Segment Start: PROVIDED RECORDS

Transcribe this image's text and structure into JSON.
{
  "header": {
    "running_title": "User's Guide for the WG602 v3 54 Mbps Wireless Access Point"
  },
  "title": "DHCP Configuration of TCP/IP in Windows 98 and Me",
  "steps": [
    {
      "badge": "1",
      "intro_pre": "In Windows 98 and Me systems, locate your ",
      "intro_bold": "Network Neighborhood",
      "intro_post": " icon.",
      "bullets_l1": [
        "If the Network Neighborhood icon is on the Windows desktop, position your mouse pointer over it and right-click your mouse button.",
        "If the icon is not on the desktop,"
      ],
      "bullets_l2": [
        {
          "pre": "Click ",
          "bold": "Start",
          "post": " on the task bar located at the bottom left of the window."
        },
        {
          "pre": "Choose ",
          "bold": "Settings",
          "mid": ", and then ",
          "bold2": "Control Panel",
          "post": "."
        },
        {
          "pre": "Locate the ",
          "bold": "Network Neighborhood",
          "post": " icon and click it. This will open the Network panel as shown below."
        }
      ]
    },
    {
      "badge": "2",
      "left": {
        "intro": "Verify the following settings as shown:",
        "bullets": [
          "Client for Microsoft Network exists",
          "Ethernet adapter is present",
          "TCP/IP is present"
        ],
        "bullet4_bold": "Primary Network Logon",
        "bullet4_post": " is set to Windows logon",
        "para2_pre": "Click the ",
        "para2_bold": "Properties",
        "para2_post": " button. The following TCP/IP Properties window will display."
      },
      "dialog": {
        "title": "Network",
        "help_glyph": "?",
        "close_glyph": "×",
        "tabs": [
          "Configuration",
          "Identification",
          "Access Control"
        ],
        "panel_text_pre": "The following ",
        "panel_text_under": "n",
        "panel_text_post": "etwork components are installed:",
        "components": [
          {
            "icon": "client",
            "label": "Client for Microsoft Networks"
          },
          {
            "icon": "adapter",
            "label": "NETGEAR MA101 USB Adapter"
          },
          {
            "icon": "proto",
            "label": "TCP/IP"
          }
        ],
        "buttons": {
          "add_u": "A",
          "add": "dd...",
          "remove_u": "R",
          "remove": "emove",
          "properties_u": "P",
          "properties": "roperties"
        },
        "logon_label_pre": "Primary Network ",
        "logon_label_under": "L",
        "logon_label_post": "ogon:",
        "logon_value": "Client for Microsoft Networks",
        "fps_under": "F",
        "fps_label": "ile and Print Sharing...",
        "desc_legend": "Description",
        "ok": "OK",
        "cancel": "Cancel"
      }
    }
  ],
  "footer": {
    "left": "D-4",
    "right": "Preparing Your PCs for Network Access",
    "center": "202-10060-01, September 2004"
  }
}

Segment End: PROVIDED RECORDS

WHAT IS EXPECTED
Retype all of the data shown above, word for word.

ANSWER TO THIS EXERCISE
Transcribe this image's text and structure into JSON.
{
  "header": {
    "running_title": "User's Guide for the WG602 v3 54 Mbps Wireless Access Point"
  },
  "title": "DHCP Configuration of TCP/IP in Windows 98 and Me",
  "steps": [
    {
      "badge": "1",
      "intro_pre": "In Windows 98 and Me systems, locate your ",
      "intro_bold": "Network Neighborhood",
      "intro_post": " icon.",
      "bullets_l1": [
        "If the Network Neighborhood icon is on the Windows desktop, position your mouse pointer over it and right-click your mouse button.",
        "If the icon is not on the desktop,"
      ],
      "bullets_l2": [
        {
          "pre": "Click ",
          "bold": "Start",
          "post": " on the task bar located at the bottom left of the window."
        },
        {
          "pre": "Choose ",
          "bold": "Settings",
          "mid": ", and then ",
          "bold2": "Control Panel",
          "post": "."
        },
        {
          "pre": "Locate the ",
          "bold": "Network Neighborhood",
          "post": " icon and click it. This will open the Network panel as shown below."
        }
      ]
    },
    {
      "badge": "2",
      "left": {
        "intro": "Verify the following settings as shown:",
        "bullets": [
          "Client for Microsoft Network exists",
          "Ethernet adapter is present",
          "TCP/IP is present"
        ],
        "bullet4_bold": "Primary Network Logon",
        "bullet4_post": " is set to Windows logon",
        "para2_pre": "Click the ",
        "para2_bold": "Properties",
        "para2_post": " button. The following TCP/IP Properties window will display."
      },
      "dialog": {
        "title": "Network",
        "help_glyph": "?",
        "close_glyph": "×",
        "tabs": [
          "Configuration",
          "Identification",
          "Access Control"
        ],
        "panel_text_pre": "The following ",
        "panel_text_under": "n",
        "panel_text_post": "etwork components are installed:",
        "components": [
          {
            "icon": "client",
            "label": "Client for Microsoft Networks"
          },
          {
            "icon": "adapter",
            "label": "NETGEAR MA101 USB Adapter"
          },
          {
            "icon": "proto",
            "label": "TCP/IP"
          }
        ],
        "buttons": {
          "add_u": "A",
          "add": "dd...",
          "remove_u": "R",
          "remove": "emove",
          "properties_u": "P",
          "properties": "roperties"
        },
        "logon_label_pre": "Primary Network ",
        "logon_label_under": "L",
        "logon_label_post": "ogon:",
        "logon_value": "Client for Microsoft Networks",
        "fps_under": "F",
        "fps_label": "ile and Print Sharing...",
        "desc_legend": "Description",
        "ok": "OK",
        "cancel": "Cancel"
      }
    }
  ],
  "footer": {
    "left": "D-4",
    "right": "Preparing Your PCs for Network Access",
    "center": "202-10060-01, September 2004"
  }
}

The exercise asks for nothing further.